“The acquisition of customers is difficult and competitive and just because you can do multichannel doesn’t mean you are going to [be successful].”
Martyn Phillips, former CEO for the UK & Ireland at DIY retailer B&Q, which in 2011 spent £35 million improving its online business, says: “You make certain decisions and review them quarterly, determine what success looks like, plan your investments for that quarter, and then stick with it.
“It changes so quickly and you can just get lost very quickly… [so] you’ll need to be prepared to change your view and rebalance your investments for the next quarter.”
Helen Murray, Chief Customer Solutions Officer at outsourced contact centre company Webhelp TSC, says: “Most of our customers have a multichannel approach to some extent but the crucial bit is developing some clarity around why you need to be in the digital space, how it’s going to benefit your customers and how your organisation is going to use it.

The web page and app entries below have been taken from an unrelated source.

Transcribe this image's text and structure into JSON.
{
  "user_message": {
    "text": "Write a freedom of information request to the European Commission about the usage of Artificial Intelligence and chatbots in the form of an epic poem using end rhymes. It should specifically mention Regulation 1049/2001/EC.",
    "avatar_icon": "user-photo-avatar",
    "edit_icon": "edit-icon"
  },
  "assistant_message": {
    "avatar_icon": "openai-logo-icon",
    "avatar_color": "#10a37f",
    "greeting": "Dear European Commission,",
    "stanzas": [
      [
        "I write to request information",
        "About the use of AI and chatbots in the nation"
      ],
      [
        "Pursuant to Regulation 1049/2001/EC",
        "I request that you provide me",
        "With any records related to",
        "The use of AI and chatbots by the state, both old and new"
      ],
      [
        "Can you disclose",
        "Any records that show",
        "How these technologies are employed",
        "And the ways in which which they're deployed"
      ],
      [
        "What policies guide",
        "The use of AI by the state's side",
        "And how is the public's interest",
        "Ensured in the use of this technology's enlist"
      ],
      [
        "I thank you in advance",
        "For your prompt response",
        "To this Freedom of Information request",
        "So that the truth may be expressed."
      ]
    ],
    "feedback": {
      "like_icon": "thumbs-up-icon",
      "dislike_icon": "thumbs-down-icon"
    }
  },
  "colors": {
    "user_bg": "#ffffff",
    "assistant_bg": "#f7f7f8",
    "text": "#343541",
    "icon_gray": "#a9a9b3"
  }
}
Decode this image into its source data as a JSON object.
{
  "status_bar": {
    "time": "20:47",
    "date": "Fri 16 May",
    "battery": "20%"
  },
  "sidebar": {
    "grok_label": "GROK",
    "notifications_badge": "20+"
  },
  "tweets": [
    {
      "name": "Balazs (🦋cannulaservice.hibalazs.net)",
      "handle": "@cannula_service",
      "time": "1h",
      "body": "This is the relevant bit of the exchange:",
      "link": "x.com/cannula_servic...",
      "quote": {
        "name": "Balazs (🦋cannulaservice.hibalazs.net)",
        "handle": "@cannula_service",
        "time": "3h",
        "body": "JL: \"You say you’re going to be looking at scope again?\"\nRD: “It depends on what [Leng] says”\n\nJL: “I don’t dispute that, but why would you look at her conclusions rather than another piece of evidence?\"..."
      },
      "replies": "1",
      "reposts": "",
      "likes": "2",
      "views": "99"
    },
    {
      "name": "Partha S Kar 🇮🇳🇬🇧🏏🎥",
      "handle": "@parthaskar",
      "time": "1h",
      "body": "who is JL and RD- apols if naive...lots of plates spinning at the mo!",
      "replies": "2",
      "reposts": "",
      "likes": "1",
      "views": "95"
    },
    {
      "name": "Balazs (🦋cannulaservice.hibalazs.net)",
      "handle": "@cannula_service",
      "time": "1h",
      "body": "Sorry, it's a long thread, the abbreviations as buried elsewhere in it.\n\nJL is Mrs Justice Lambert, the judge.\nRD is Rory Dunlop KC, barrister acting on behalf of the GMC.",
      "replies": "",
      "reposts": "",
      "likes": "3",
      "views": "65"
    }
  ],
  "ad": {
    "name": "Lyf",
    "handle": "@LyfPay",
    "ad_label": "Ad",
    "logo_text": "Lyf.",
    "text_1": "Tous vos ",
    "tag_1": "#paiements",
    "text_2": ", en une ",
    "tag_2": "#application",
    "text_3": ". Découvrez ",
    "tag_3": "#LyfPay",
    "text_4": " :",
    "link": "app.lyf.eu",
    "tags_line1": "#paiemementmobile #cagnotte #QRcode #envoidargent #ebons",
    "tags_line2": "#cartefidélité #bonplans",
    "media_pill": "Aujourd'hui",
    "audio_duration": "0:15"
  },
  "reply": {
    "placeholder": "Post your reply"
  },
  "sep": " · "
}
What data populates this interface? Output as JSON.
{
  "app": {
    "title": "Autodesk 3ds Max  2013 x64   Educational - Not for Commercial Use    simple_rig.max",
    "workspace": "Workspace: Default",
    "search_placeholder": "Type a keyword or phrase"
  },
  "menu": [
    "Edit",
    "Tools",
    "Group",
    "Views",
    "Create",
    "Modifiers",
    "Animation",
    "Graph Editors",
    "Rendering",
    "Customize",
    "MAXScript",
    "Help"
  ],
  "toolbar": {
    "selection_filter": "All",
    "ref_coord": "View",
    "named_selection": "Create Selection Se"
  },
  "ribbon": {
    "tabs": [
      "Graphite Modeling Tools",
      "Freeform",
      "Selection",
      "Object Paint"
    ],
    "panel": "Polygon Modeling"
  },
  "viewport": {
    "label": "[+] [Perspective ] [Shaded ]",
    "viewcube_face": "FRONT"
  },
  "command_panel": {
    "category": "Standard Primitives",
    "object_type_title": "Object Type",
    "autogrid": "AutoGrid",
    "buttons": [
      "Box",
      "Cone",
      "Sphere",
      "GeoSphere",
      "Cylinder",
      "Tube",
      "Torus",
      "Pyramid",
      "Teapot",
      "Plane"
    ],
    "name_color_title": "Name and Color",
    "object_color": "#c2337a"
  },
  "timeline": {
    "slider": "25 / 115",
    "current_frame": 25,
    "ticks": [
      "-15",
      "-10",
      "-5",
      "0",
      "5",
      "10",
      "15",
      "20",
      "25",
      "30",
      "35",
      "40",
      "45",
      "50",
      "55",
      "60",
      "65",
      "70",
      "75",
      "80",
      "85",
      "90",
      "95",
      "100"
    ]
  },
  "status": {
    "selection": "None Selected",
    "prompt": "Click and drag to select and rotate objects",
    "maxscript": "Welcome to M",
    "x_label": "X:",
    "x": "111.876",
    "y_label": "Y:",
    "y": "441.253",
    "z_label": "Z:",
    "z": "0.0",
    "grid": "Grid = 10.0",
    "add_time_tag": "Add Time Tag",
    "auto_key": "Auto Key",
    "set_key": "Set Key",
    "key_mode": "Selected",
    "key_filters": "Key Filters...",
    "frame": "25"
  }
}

“There are often different silos within the business that have different objectives… but if channels aren’t connected and you can’t start a conversation in one that can be continued in another, then it’s not only disappointing for the customer but ultimately expensive for you as an organisation.”
Incentives will need to be aligned across platforms, a decision which may cause unrest among employees but one that is necessary if an organisation is to mature and move beyond the outdated dichotomy of digital versus physical. Training, development and new hires will also need to be undertaken if a company is going to succeed in building its brand and, in the process, winning and retaining customers.
John Allan, Chairman at electrical goods chain Dixons, which recently created a new Chief Marketing Officer position in order to bolster its multichannel capability, says: “Every management team benefits from having a blend of experienced people who understand the business and people with expertise from outside it, perhaps from other industry sectors… We have to keep moving forward as a business, particularly in terms of digital marketing, and having a new CMO will certainly help us to do this.”
When it comes to best practice, the airline and leisure sectors, plus elements of retail, are often heralded for executing digital strategies to a high level. However, far too many board-level executives continue to be tentative about reshaping business models in order to create that single-view of the customer.
Steve says: “You need to have a five or ten year vision for the digital side of the business and obviously the companies that succeed big time are the ones that double their revenues. They have this big ambition rather than settling for a couple of per cent of online sales in the first year and thinking that’s ok.
“What we see is that a lot of executives are afraid of engaging in digital because of fear of cannibalisation… that’s why you must have top management commitment from the start and make sure that the business is crystal clear on its online positioning to the customer.”
Be concerned if doubts and uncertainty continue to hold back progress in your company. The debate over whether or not to invest in digital moved on long ago, as the main focus for companies today is how to extract, understand and act on data to drive the best service for customers and the highest value for the business across each channel.
I hope to see you soon.